"Bots and automation are increasingly becoming a part of how journalism is produced and content is being consumed," he said.
Radcliffe noted that automated journalism has moved beyond simple formulaic content to projects such as the Los Angeles Times "homicide report" covering every murder victim and its "quakebot" which delivers breaking news on earthquakes.
Radcliffe said many news organizations should look at these technologies even when resources are tight. For election coverage, "they provide and opportunity to publish information more quicky than humans can," he said.

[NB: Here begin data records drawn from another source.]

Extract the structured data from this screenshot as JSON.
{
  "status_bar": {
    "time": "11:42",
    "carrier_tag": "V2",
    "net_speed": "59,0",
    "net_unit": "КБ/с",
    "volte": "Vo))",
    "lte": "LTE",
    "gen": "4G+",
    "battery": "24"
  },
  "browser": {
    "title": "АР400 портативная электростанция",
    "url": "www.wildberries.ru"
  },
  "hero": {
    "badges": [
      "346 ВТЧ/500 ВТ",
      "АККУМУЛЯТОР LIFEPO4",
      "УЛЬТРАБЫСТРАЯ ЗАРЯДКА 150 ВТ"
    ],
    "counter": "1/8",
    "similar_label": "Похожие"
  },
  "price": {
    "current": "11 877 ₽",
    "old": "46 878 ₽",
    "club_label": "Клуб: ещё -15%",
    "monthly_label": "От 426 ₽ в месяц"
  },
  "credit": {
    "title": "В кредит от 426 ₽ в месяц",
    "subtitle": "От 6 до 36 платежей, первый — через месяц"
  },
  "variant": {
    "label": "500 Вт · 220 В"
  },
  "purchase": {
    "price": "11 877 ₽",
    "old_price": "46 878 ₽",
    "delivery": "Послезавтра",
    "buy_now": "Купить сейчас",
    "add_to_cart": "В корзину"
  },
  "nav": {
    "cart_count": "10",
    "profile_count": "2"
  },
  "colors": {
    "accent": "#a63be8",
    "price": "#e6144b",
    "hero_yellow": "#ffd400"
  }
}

While bots are not likely to replace reporters anytime soon, "they can free people up or allow parts of newsroom to do other things that could be valuable," Radcliffe said.